Some of the other Digital Skills budget initiatives include:
- $10.7 million for the Digital Skills Cadetship Trial to deliver work-based learning opportunities for in-demand digital jobs
- $43.8 million for the Expansion of Cyber Security Skills Partnership Innovation Fund to fund additional innovative projects to quickly improve the quality and quantity of cyber security professionals in Australia
- $24.7 million over six years for the Next Generation Artificial Intelligence Graduates Program to attract and train home-grown, job-ready AI specialists through competitive national scholarships
- $22.6 million over six years for Next Generation Emerging Technology Graduates Program that will provide more than 200 competitive national scholarships in emerging technologies.
More information about the 2021-22 Digital Skills budget priorities can be found here: https://digitaleconomy.pmc.gov.au/fact-sheets/digital-skills
NSW Institute of Applied Technology
In a state-based example, in March 2021 the NSW Government announced it would be implementing a recommendation to establish the NSW Institute of Applied Technology (IAT). According to the NSW government, the NSW IAT “will be a new model of tertiary education that will fully integrate the theoretical study of university with the practical training of vocational education” (The Premier, 2021).
In essence, the NSW IAT is an attempt to address several issues highlighted through numerous reports on the gaps in Australia’s education and training system, including:
- Student workforce preparedness in relation to technical and employability skills
- Qualifications that address employer-focused skills and learning
- Employer and industry co-design and delivery of skills
- Training and education that matches with industry needs
More information about the NSW IAT can be found here: https://www.tafensw.edu.au/instituteofappliedtechnology
As part 3 in this series explored in more detail, industry has also stepped in to help fill the digital skilling gap.

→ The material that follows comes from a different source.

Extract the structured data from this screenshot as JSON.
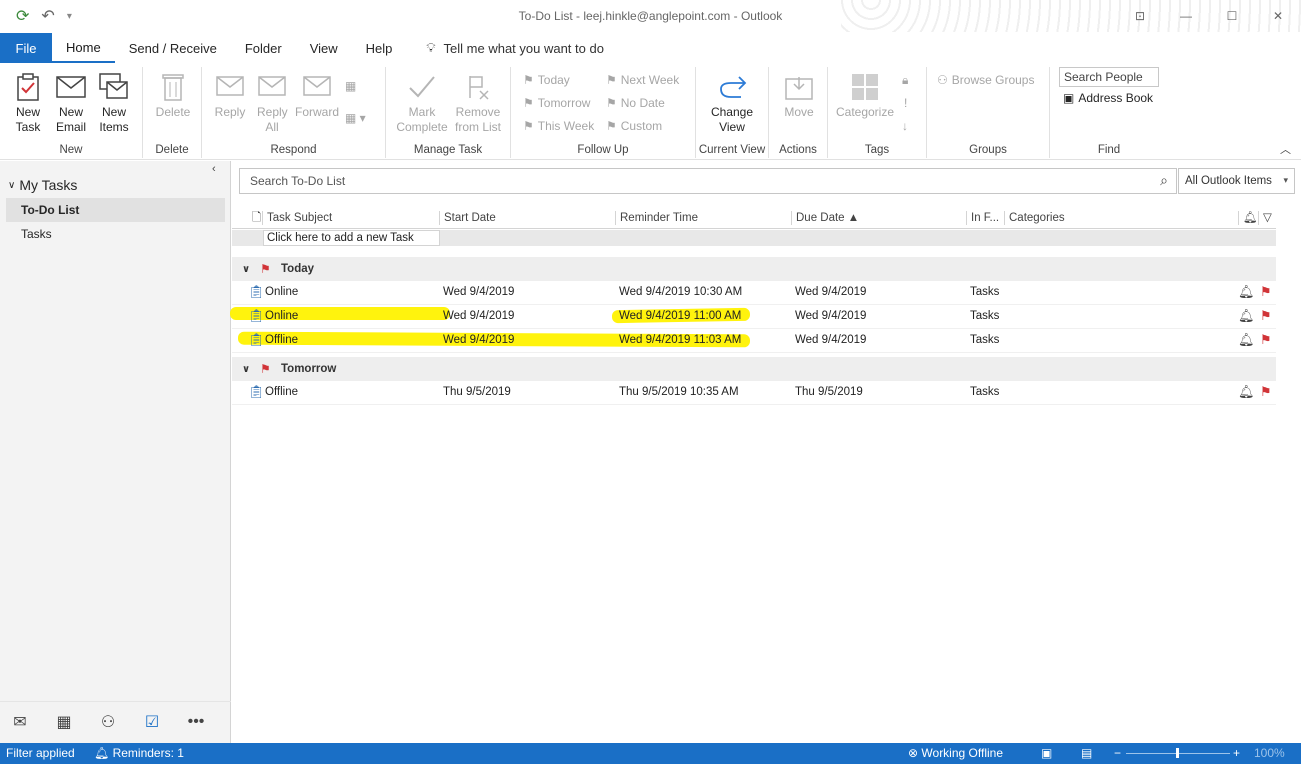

Ranging from basic digital skills training for job seekers, through entry level on-the-job traineeships, to upskilling or reskilling initiatives, the programs on offer aim to minimise the gap between employee skills and industry needs. Some of these industry-led programs include:
While these approaches and responses signify positive shifts, there is still room for further improvement on the policy front when it comes to digital inclusion, and in turn, social inclusion. Closing the digital divide will require long-term strategies to provide better services to job seekers, improve digital infrastructure, and ensure VET has the resources and funding to respond agilely to the changing skills market.
The last part of this series will look closely at the connection between digital skills and Australian Apprenticeships.